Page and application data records

_ _ _ _ _ _ _

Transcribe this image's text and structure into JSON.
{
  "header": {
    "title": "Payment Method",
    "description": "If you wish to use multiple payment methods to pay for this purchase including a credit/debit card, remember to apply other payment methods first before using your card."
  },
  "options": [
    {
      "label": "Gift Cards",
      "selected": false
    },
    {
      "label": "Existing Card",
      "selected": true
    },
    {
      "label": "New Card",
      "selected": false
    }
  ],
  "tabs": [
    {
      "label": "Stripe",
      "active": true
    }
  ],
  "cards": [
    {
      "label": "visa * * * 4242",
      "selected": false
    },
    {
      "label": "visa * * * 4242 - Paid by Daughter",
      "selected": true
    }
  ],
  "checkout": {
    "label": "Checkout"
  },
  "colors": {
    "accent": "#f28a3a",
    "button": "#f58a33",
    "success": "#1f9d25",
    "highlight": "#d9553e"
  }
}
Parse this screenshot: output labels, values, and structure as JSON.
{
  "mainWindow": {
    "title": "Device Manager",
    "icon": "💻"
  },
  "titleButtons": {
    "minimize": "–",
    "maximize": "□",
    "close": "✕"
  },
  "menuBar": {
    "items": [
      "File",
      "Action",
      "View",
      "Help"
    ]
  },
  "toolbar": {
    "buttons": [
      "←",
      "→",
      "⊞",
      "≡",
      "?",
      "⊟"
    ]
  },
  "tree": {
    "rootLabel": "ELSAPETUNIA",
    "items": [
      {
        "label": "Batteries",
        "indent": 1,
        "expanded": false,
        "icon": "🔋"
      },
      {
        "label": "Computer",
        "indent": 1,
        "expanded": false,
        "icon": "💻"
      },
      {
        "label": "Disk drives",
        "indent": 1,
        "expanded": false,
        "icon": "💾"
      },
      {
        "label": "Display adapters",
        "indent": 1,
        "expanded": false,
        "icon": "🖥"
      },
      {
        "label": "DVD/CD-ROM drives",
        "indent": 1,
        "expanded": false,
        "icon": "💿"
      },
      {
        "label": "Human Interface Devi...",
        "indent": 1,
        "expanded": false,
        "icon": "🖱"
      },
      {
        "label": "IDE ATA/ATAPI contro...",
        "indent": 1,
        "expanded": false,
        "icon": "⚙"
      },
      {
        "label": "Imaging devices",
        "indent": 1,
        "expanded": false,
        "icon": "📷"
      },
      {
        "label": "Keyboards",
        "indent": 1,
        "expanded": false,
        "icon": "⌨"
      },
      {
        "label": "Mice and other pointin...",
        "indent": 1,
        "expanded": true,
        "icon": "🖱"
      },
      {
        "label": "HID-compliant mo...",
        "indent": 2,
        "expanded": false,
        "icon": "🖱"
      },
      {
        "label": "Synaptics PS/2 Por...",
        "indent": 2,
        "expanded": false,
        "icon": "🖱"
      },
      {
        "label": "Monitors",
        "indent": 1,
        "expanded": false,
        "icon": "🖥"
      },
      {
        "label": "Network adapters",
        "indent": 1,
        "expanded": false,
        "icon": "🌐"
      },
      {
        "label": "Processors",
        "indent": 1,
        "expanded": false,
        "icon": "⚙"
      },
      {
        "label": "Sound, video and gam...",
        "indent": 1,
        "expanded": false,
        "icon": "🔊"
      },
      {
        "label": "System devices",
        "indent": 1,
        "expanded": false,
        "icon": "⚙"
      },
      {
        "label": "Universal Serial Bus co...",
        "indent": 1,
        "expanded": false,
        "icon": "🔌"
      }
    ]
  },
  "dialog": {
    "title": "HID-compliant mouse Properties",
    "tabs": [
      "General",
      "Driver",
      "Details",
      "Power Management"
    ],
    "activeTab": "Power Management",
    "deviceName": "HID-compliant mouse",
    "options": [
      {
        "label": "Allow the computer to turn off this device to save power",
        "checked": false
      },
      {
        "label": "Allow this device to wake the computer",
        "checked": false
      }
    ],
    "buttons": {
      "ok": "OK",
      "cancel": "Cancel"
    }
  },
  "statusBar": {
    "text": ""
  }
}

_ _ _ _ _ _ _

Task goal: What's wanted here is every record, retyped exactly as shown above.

Written answer:
Transcribe this image's text and structure into JSON.
{
  "header": {
    "title": "Payment Method",
    "description": "If you wish to use multiple payment methods to pay for this purchase including a credit/debit card, remember to apply other payment methods first before using your card."
  },
  "options": [
    {
      "label": "Gift Cards",
      "selected": false
    },
    {
      "label": "Existing Card",
      "selected": true
    },
    {
      "label": "New Card",
      "selected": false
    }
  ],
  "tabs": [
    {
      "label": "Stripe",
      "active": true
    }
  ],
  "cards": [
    {
      "label": "visa * * * 4242",
      "selected": false
    },
    {
      "label": "visa * * * 4242 - Paid by Daughter",
      "selected": true
    }
  ],
  "checkout": {
    "label": "Checkout"
  },
  "colors": {
    "accent": "#f28a3a",
    "button": "#f58a33",
    "success": "#1f9d25",
    "highlight": "#d9553e"
  }
}
Parse this screenshot: output labels, values, and structure as JSON.
{
  "mainWindow": {
    "title": "Device Manager",
    "icon": "💻"
  },
  "titleButtons": {
    "minimize": "–",
    "maximize": "□",
    "close": "✕"
  },
  "menuBar": {
    "items": [
      "File",
      "Action",
      "View",
      "Help"
    ]
  },
  "toolbar": {
    "buttons": [
      "←",
      "→",
      "⊞",
      "≡",
      "?",
      "⊟"
    ]
  },
  "tree": {
    "rootLabel": "ELSAPETUNIA",
    "items": [
      {
        "label": "Batteries",
        "indent": 1,
        "expanded": false,
        "icon": "🔋"
      },
      {
        "label": "Computer",
        "indent": 1,
        "expanded": false,
        "icon": "💻"
      },
      {
        "label": "Disk drives",
        "indent": 1,
        "expanded": false,
        "icon": "💾"
      },
      {
        "label": "Display adapters",
        "indent": 1,
        "expanded": false,
        "icon": "🖥"
      },
      {
        "label": "DVD/CD-ROM drives",
        "indent": 1,
        "expanded": false,
        "icon": "💿"
      },
      {
        "label": "Human Interface Devi...",
        "indent": 1,
        "expanded": false,
        "icon": "🖱"
      },
      {
        "label": "IDE ATA/ATAPI contro...",
        "indent": 1,
        "expanded": false,
        "icon": "⚙"
      },
      {
        "label": "Imaging devices",
        "indent": 1,
        "expanded": false,
        "icon": "📷"
      },
      {
        "label": "Keyboards",
        "indent": 1,
        "expanded": false,
        "icon": "⌨"
      },
      {
        "label": "Mice and other pointin...",
        "indent": 1,
        "expanded": true,
        "icon": "🖱"
      },
      {
        "label": "HID-compliant mo...",
        "indent": 2,
        "expanded": false,
        "icon": "🖱"
      },
      {
        "label": "Synaptics PS/2 Por...",
        "indent": 2,
        "expanded": false,
        "icon": "🖱"
      },
      {
        "label": "Monitors",
        "indent": 1,
        "expanded": false,
        "icon": "🖥"
      },
      {
        "label": "Network adapters",
        "indent": 1,
        "expanded": false,
        "icon": "🌐"
      },
      {
        "label": "Processors",
        "indent": 1,
        "expanded": false,
        "icon": "⚙"
      },
      {
        "label": "Sound, video and gam...",
        "indent": 1,
        "expanded": false,
        "icon": "🔊"
      },
      {
        "label": "System devices",
        "indent": 1,
        "expanded": false,
        "icon": "⚙"
      },
      {
        "label": "Universal Serial Bus co...",
        "indent": 1,
        "expanded": false,
        "icon": "🔌"
      }
    ]
  },
  "dialog": {
    "title": "HID-compliant mouse Properties",
    "tabs": [
      "General",
      "Driver",
      "Details",
      "Power Management"
    ],
    "activeTab": "Power Management",
    "deviceName": "HID-compliant mouse",
    "options": [
      {
        "label": "Allow the computer to turn off this device to save power",
        "checked": false
      },
      {
        "label": "Allow this device to wake the computer",
        "checked": false
      }
    ],
    "buttons": {
      "ok": "OK",
      "cancel": "Cancel"
    }
  },
  "statusBar": {
    "text": ""
  }
}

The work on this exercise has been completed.